[TASK INPUTS — start]

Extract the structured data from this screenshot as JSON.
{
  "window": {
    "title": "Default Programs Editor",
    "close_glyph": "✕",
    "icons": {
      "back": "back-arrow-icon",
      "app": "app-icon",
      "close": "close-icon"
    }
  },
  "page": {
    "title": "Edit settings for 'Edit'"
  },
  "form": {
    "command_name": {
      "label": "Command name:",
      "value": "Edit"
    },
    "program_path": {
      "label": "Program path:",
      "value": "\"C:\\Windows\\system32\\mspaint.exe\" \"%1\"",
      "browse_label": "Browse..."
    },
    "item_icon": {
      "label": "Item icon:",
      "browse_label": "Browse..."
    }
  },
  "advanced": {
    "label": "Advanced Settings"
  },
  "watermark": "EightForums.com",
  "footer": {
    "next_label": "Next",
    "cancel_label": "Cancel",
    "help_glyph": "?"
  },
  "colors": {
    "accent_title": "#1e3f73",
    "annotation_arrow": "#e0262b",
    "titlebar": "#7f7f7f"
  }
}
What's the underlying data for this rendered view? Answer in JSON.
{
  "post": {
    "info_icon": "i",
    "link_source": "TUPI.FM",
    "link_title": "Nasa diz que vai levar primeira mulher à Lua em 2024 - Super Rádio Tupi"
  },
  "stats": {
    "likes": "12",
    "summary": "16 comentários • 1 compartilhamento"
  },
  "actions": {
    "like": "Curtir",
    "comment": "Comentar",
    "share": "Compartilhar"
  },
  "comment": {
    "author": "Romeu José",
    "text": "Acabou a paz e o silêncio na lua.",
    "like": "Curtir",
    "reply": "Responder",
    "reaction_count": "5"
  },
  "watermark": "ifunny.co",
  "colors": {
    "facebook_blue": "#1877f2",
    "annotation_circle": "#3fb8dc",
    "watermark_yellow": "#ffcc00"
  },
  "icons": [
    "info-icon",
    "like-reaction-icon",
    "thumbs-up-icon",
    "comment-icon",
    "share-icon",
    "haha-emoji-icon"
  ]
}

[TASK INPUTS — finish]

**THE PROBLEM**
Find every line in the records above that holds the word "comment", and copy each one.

**RESPONSE TO THE EXERCISE**
    "comment": "Comentar",
  "comment": {
    "comment-icon",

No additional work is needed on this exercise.